I was lucky enough to inherit a large box of VHS tapes, filled with recorded PPV’s from throughout the late 80’s and all of the 90’s. Soon enough I could tell you the results of many shows, wrestler’s histories, their change in names, titles they held, etc. I was an encyclopedia of useless wrestling information; this would come in handy soon and help me further down the road.
Reflecting on those days, I knew I always wanted to be in the business of pro wrestling. Just how I was going to do that, or what I was going to do, I never had set in my mind. At the time I was already refereeing soccer for a few years and figured that maybe if I wasn’t athletically gifted enough to be a wrestler, I could be a referee. Strange enough, refereeing soccer is how I got introduced to the business.
Small disclaimer: I will be talking about many people throughout these stories. For some I’ll use their real names, because they deserve the credit. For others, I’ll protect the guilty (and keep heat off myself) by changing their moniker. How will you know which is which? You won’t! (Unless you were there of course!)
So I was introduced to wrestling through soccer. How on Earth is that possible? Oddly enough, it was through reffing a soccer game that I met a youth league coach, who just so happened to be a supplier of 8×10 photos for WCW. As I started talking more and more with the coach Ray, the more we bonded on the subject of wrestling. He soon realized that my knowledge would be valuable, as he knew little about wrestling himself.
Enter the strangest sign that WCW might’ve been an oddly run business. Ray, who during this span became the exclusive supplier of WCW photos (8×10’s used for autographs) all while running the entire operation out of his home’s 2 car garage in the tiny village of Hubbard, Ohio!
I had spent many days hanging out with Ray and his oldest son, Raymond (who was a few years younger than me) talking wrestling, while UPS trucks came by, picking up and dropping off materials that shifted from photos arriving from Dallas and frames coming from West Viriginia. Ray would assemble and distribute as necessary, a few hundred photos for a Nitro in Georgia, or thousands of photos to a Wal-Mart distributor. It was quite an amazing feat for what was a one man band.
It was during this time that Ray had asked what my interest would be getting into pro wrestling. I had never thought of him having any type of connections within WCW, but one phonecall lead to another to another, to an email or a fax, or whatever. Through the chain of communication I somehow ended up with an answer of getting “training and experience” and was hooked up with a date and address of an indy wrestling show taking place in Eastlake, Ohio, a suburb of Cleveland.

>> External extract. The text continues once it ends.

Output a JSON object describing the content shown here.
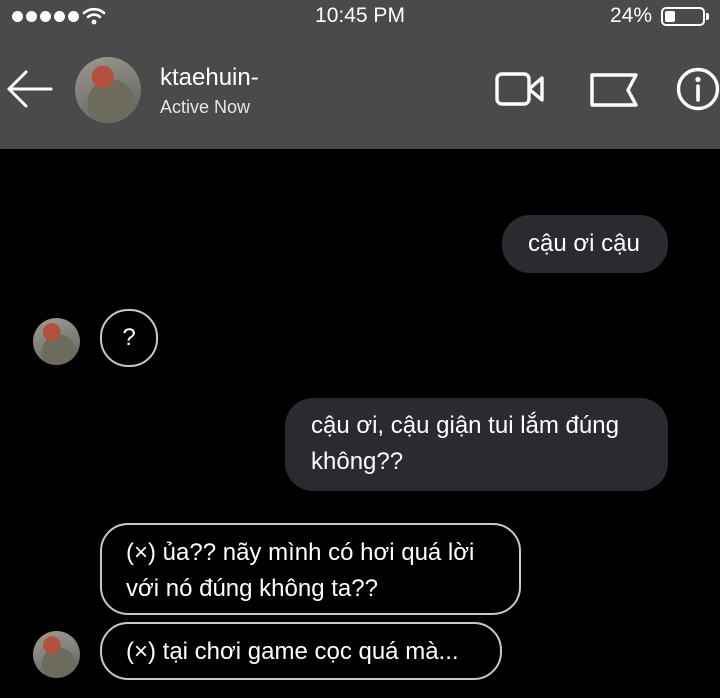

I’ll never forget that trip to my first indy wrestling show, but that’s a story for next time.
Disclaimer: “Diary of a Present Day Pro Wrestler” is a recount of witty, funny, ugly and otherwise entertaining stories from Scott Prodigy’s pro wrestling career. While these stories are based on true events, the author makes no representation or warranties with respect to the accuracy, applicability, fitness, or completeness of the content. In some instances names, locations and/or other general information have been altered. The author shall in no event be held liable to any party for any direct, indirect, punitive, special, incidental or other consequential damages arising directly or indirectly from any use of this material, which is provided “as is”, and without warranties. The author does not warrant the performance, effectiveness or applicability of any sites listed or linked to in the content.
Copyright 2011 Scott Prodigy. All Rights Reserved.
No part of this may be copied, or changed in any format, sold, or used in any way other than under any circumstances.